** Input follows **

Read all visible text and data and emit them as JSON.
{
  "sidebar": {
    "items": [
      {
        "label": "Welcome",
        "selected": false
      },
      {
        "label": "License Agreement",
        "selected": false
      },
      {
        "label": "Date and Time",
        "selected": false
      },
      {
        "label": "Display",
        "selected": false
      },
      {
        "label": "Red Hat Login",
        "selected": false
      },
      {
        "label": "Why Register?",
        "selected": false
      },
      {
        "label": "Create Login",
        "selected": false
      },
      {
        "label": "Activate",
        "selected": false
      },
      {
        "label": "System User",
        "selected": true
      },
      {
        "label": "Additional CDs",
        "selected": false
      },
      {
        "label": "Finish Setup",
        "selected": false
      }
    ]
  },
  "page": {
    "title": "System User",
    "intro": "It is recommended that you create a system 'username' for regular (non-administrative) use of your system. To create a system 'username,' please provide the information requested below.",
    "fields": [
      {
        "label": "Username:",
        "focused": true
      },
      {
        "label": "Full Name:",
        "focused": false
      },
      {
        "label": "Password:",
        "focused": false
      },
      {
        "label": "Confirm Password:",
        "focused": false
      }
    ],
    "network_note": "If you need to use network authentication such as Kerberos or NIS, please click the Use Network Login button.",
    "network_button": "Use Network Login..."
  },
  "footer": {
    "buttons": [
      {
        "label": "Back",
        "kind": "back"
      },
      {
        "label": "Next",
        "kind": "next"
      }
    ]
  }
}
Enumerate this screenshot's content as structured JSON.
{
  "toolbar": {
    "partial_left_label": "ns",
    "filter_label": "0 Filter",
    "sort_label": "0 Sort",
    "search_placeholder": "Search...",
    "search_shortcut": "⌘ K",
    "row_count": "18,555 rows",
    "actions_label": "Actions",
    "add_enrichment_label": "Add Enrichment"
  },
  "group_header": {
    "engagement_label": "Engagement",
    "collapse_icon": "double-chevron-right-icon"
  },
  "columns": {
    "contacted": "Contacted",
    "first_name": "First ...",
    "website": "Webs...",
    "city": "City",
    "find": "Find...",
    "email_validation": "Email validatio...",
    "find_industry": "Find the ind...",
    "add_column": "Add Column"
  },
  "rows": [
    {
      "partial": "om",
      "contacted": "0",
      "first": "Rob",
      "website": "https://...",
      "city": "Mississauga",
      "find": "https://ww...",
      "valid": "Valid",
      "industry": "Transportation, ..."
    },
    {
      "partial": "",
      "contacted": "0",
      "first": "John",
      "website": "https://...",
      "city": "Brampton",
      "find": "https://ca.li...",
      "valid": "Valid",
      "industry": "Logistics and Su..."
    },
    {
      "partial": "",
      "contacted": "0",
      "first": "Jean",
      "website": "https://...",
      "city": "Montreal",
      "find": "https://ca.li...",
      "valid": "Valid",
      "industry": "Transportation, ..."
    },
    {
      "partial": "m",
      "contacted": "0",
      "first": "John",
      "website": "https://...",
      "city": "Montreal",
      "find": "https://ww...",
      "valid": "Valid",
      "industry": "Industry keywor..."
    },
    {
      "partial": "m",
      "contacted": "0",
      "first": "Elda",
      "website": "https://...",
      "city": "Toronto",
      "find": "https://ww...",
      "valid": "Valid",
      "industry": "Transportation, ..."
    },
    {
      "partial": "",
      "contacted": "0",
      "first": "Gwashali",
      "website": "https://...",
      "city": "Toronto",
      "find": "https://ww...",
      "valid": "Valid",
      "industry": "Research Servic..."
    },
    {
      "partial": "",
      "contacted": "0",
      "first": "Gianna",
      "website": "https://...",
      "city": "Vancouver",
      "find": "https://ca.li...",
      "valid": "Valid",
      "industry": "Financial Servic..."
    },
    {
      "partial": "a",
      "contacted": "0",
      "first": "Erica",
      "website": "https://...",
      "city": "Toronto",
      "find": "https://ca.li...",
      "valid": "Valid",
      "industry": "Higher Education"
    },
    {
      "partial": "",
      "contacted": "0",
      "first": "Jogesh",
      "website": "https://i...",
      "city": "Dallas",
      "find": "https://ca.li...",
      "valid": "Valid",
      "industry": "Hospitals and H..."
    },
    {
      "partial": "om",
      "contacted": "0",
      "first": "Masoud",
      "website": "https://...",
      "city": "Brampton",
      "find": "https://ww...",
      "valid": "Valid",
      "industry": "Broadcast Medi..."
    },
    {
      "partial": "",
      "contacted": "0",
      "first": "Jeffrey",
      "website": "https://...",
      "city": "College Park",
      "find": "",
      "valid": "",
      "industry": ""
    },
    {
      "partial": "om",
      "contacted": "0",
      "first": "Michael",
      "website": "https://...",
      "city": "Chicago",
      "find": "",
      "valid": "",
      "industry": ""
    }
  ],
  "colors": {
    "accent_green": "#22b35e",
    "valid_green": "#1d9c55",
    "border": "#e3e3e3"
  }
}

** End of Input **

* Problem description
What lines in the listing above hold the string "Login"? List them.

* Solution for this task
        "label": "Red Hat Login",
        "label": "Create Login",
    "network_note": "If you need to use network authentication such as Kerberos or NIS, please click the Use Network Login button.",
    "network_button": "Use Network Login..."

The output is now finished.